'While we are not aware of a specific threat to the homeland at this time, this routine communication is an important part of our commitment to making sure we meet that priority.'
Former presidential candidate Mitt Romney, who ran the Salt Lake City games in 2002, responded to the latest threat on CNN, saying he would still attend the games if he could.
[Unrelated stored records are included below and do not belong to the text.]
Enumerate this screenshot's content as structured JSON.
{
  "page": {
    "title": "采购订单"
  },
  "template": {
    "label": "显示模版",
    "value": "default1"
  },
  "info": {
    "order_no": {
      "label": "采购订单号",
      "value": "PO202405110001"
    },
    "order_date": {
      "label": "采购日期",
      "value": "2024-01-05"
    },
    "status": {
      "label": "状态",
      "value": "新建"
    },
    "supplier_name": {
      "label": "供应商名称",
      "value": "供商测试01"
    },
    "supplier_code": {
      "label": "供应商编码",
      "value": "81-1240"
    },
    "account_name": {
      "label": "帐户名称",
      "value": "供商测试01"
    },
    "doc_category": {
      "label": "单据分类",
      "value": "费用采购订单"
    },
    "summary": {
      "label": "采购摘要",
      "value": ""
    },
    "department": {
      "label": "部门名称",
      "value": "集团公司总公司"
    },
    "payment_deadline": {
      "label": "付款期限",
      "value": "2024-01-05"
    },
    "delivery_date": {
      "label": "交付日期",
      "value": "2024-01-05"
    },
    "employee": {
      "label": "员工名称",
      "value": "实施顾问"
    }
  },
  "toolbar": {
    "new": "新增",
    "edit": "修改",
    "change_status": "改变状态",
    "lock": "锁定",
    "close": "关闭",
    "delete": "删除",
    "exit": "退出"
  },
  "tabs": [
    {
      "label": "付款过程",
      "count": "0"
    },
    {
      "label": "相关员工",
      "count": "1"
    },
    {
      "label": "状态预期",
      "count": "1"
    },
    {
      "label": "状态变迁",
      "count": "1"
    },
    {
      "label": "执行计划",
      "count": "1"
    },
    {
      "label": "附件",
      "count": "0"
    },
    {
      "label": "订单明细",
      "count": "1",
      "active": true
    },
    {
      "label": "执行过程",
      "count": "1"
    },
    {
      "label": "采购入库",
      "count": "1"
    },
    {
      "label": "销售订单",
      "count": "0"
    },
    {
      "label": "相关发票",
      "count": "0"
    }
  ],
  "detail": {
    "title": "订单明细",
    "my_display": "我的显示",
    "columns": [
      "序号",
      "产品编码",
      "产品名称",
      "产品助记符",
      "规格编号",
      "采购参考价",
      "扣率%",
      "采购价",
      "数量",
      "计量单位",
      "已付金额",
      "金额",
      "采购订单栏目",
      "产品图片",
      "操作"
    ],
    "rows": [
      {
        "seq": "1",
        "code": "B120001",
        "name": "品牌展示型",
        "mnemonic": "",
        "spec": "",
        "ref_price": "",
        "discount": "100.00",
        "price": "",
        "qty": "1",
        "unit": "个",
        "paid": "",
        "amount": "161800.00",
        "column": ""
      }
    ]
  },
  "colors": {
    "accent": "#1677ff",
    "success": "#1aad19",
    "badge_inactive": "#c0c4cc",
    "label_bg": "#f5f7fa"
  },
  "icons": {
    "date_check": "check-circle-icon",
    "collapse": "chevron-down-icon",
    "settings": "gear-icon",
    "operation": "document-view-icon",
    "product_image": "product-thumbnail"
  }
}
Kerry says he's too busy to go, but if he could he wouldn't feel uncomfortable bringing his family.
The Winter Olympics in Sochi, Russia have been the target of several terrorist threats in the months leading up to the games.
Perhaps one of the biggest threats is the so-called 'Black Widow' - a Chechen woman named Ruzan Ibragimova, the wife of a killed Islamist militant, whom Russian authorities fear infiltrated the Olympic city before security was put up to carry out an attack.
Real threat: Russian authorities believe Ruzan Ibragimov, also known as the Black Widow, has infiltrated the Olympic city and plans to carry out an attack during the games
Posters with her face have been plastered all across the city on the Black Sea, but she has yet to be found.
The threat of the Black Widow and Russian authorities refusing the help of U.S. intelligence has led the government to issue a warning to Americans traveling to the games, saying a terrorist attack is 'very likely'.
Multiple U.S. lawmakers have spoke about the threats, saying they don't believe the games are safe and wouldn't take their families.
'I would not go and I don’t think I would send my family,' Senator Angus King of Maine told CNN.
Dangerous: The Sochi games have been the target of several terrorist threats in the months leading up to the Winter Olympics
President Obama won't be attending the games, but he said he wouldn't discourage Americans from attending to support their country.
'I believe that Sochi is safe and that there are always some risks in these large international gatherings. I'm always going to feel even better if it's inside the United States because then we have full control over what happens,' the president said.
Secretary of State John Kerry issued a similar sentiment on CNN Wednesday, saying Americans can go to the games but should remain alert if they do.
'We feel that everything has been done that can be done to try to guarantee people's safety and security... Be careful. Think about where you are, just as we did, always, in America post-9/11,' Kerry said.